I read a quote by Margaret Atwood: ‘You become a writer by writing. There is no other way. So do it. Do it more. Do it again. Do it better. Fail. Fail better.’ The more I write, the more I accept this simple fact. Having said that, when the going gets tough, I whinge, I call a writer friend (looking at you, Emily Brewin) and together we curse writing and the industry and we swear a lot. Then I walk, hang washing, eat biscuits, polish the phone charger, anything to avoid the page (screen). Then I might listen to Tara Brach speaking about equanimity or sleep on it and then the next day I’ll tell myself, ‘I am a writer. I will write for three hours today, no matter what.’ I let myself spend time on one sentence or one paragraph, or let a thousand words onto the page, despite the doubt and inner critic sitting right beside me.
In his book On Writing, Stephen King says: ‘Good story ideas seem to come quite literally from nowhere, sailing at you right out of the empty sky.’ For that to happen, you need to spend time at the page, ready to catch them.
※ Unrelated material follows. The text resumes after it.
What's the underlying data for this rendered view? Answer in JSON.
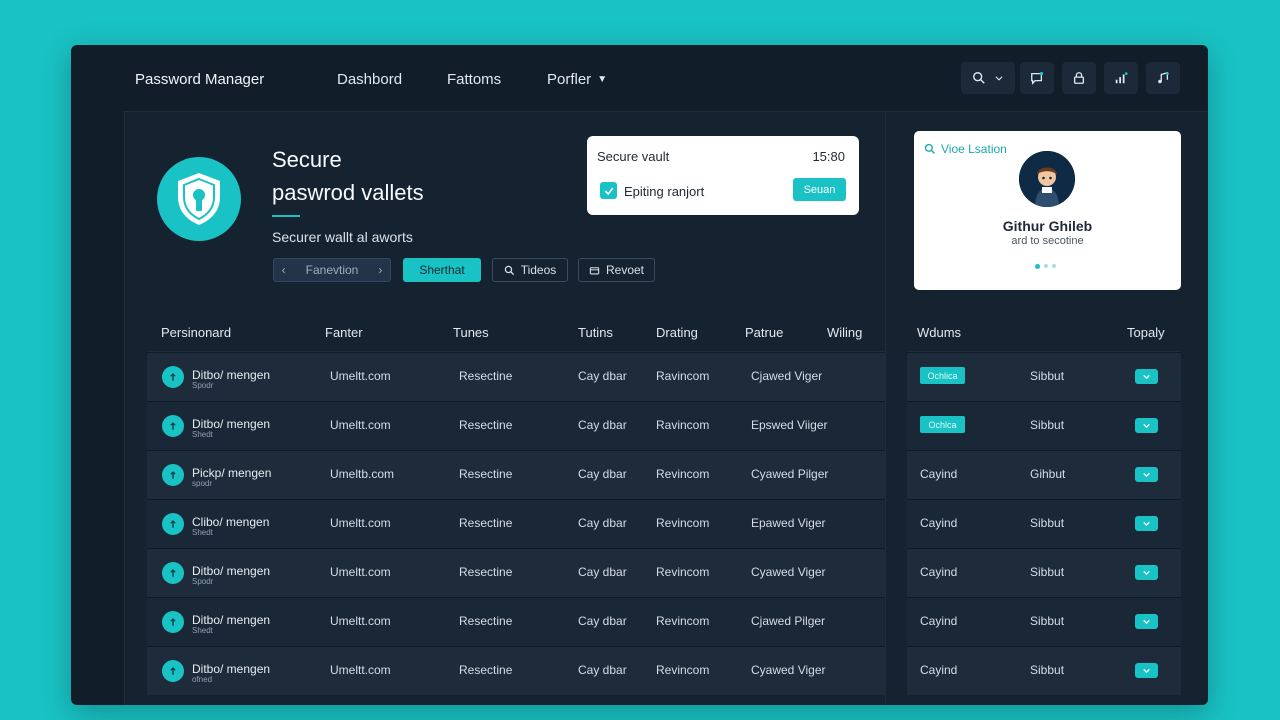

Social media can be extremely overwhelming, especially for writers who may not be digital natives or are trepidatious about the amount of work it may require. Do you have any tips for making social media productive rather than draining?
I’ve worked out that I’m better off spending time playing with story ideas and moving words around on the page than curating content for social media or getting sucked into its void only to come out half an hour later in dire need of cake or wine.
I do value interaction with other writers and writing industry friends online, and I’ve made connections that might not otherwise have happened. I’m also aware that as a writer you need to have an online presence as promotional opportunities are limited.
I’ve learnt to limit the time I’m allowed on social media because it can leave me more drained than inspired. It can tip me into comparing myself to others and feeling bad. In ‘How to be an Artist’, Gerry Saltz says, ‘Make an enemy of envy. It will eat you alive as an artist; you’ll live in its service, always on the edge of a funk…always seeing what other people have.’ So true. Make an enemy of envy.
What are you working on now?
I’m so excited about the contract I’ve just signed to co-write a book that I’m not allowed to say a word about just yet! I want to tell the world about it but for now my lips must be sealed. (It’s in the contract. Ugh.) I’m beside myself to co-write with someone for whom I have enormous respect and whose work is changing lives. What a gift.